Start of Block

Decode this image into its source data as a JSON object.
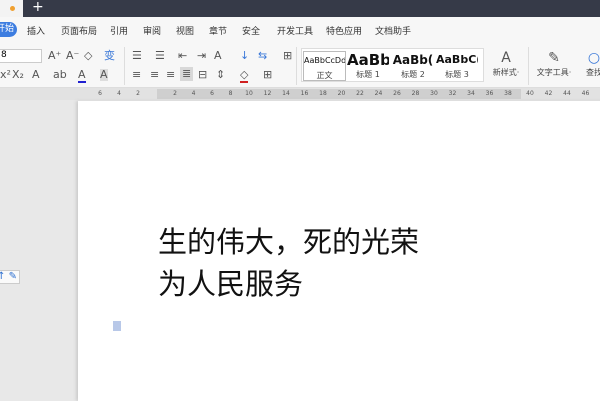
{
  "tabbar": {
    "new_tab": "+"
  },
  "menu": {
    "items": [
      "开始",
      "插入",
      "页面布局",
      "引用",
      "审阅",
      "视图",
      "章节",
      "安全",
      "开发工具",
      "特色应用",
      "文档助手"
    ]
  },
  "toolbar": {
    "font_size": "8",
    "styles": [
      {
        "sample": "AaBbCcDd",
        "label": "正文"
      },
      {
        "sample": "AaBb",
        "label": "标题 1"
      },
      {
        "sample": "AaBb(",
        "label": "标题 2"
      },
      {
        "sample": "AaBbC(",
        "label": "标题 3"
      }
    ],
    "new_style": "新样式·",
    "text_tools": "文字工具·",
    "find": "查找"
  },
  "ruler": {
    "left_ticks": [
      "6",
      "4",
      "2"
    ],
    "ticks": [
      "2",
      "4",
      "6",
      "8",
      "10",
      "12",
      "14",
      "16",
      "18",
      "20",
      "22",
      "24",
      "26",
      "28",
      "30",
      "32",
      "34",
      "36",
      "38"
    ],
    "right_ticks": [
      "40",
      "42",
      "44",
      "46"
    ]
  },
  "document": {
    "lines": [
      "生的伟大，死的光荣",
      "为人民服务"
    ]
  }
}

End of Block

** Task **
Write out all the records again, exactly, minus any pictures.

** Response below **
Decode this image into its source data as a JSON object.
{
  "tabbar": {
    "new_tab": "+"
  },
  "menu": {
    "items": [
      "开始",
      "插入",
      "页面布局",
      "引用",
      "审阅",
      "视图",
      "章节",
      "安全",
      "开发工具",
      "特色应用",
      "文档助手"
    ]
  },
  "toolbar": {
    "font_size": "8",
    "styles": [
      {
        "sample": "AaBbCcDd",
        "label": "正文"
      },
      {
        "sample": "AaBb",
        "label": "标题 1"
      },
      {
        "sample": "AaBb(",
        "label": "标题 2"
      },
      {
        "sample": "AaBbC(",
        "label": "标题 3"
      }
    ],
    "new_style": "新样式·",
    "text_tools": "文字工具·",
    "find": "查找"
  },
  "ruler": {
    "left_ticks": [
      "6",
      "4",
      "2"
    ],
    "ticks": [
      "2",
      "4",
      "6",
      "8",
      "10",
      "12",
      "14",
      "16",
      "18",
      "20",
      "22",
      "24",
      "26",
      "28",
      "30",
      "32",
      "34",
      "36",
      "38"
    ],
    "right_ticks": [
      "40",
      "42",
      "44",
      "46"
    ]
  },
  "document": {
    "lines": [
      "生的伟大，死的光荣",
      "为人民服务"
    ]
  }
}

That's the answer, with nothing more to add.